CAP TIMES: Republicans can't get story straight on running fake Dems in recall elections

June 10, 2011
Cap Times Editorial Board

State Senate Majority Leader Scott Fitzgerald, R-Juneau, is proud of the fact that his Republican Party is recruiting and running spoiler candidates in Democratic primaries for the seats of GOP senators who are being recalled.

That comes as no great surprise. Fitzgerald is the chief legislative handmaiden of Gov. Scott Walker, and he is shameless in service to the governor.

But not all Republicans take pride in seeking to deceive the voters of Wisconsin, confuse the election process and cost taxpayers tens of thousands of dollars in election expenses.

For instance, one of the Republicans facing recall, state Sen. Luther Olsen, R-Ripon, has claimed publicly that he had nothing to do with a GOP effort to recruit a candidate to force a Democratic primary for his chief challenger, state Rep. Fred Clark, D-Baraboo.

When a constituent, Portage resident Ann Feutz, emailed Olsen to say that she was “sad and disappointed” with GOP efforts to confuse the electorate and complicate the election process, Olsen quickly replied.

“I do not have anything to do with finding a Democratic candidate to run against Fred Clark,” read Olsen’s email. “I learned about it in the paper just like you.”

But Majority Leader Fitzgerald, who heads the GOP caucus in which Olsen sits as a quiet and obedient member, says Olsen was briefed on the plan to recruit and run “fake” Democrats.

The six Republican senators who have been targeted for recall, including Olsen, were briefed about the effort to mess with the election process, Fitzgerald said.

“All of them were aware that this was taking place,” Fitzgerald told the Milwaukee Journal Sentinel. “Some were questioning the angles on it.”

According to the GOP majority leader, the briefing took place at the Republican Party of Wisconsin convention in Wisconsin Dells — which both Fitzgerald and Olsen attended.

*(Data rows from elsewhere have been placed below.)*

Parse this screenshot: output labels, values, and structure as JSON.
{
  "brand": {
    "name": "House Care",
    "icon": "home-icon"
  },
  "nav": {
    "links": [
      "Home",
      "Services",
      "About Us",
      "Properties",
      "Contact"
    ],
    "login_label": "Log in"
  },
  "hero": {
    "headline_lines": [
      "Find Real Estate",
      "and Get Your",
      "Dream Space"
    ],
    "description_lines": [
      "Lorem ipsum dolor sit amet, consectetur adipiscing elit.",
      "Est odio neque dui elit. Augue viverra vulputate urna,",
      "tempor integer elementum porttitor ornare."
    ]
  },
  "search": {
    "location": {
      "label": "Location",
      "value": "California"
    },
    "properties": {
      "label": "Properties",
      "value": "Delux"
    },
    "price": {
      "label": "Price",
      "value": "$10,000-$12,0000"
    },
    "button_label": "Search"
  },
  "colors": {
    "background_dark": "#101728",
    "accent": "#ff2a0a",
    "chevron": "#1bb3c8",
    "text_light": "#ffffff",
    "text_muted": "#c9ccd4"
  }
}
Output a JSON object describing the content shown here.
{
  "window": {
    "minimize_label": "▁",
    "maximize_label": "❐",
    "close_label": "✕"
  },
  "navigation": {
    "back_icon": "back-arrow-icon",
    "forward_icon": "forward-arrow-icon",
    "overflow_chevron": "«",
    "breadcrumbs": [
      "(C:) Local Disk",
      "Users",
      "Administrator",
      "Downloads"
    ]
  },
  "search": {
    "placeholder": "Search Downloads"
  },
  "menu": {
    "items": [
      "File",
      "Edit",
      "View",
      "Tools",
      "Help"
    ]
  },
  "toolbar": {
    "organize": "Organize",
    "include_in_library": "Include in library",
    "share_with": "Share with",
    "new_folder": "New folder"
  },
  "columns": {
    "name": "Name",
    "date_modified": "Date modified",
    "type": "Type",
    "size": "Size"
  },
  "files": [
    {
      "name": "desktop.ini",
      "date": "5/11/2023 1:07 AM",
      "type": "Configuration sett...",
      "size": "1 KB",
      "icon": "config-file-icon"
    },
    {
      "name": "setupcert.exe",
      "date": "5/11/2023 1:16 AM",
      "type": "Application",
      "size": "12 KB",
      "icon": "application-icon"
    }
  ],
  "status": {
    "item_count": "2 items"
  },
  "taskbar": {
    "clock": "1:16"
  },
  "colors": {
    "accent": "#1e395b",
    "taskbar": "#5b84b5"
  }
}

So who is telling the truth: Fitzgerald or Olsen?

There is no question that a lie was told. Either Fitzgerald lied to the Journal Sentinel, or Olsen lied to his constituent.

It is true that Fitzgerald has cost himself dearly in the credibility department, with not just dishonest claims but also attempts to circumvent and subvert the governing process that have caused months of legal wrangling.

Olsen has a better reputation.

But that reputation will be shredded if he lied to his constituent about gaming the election process.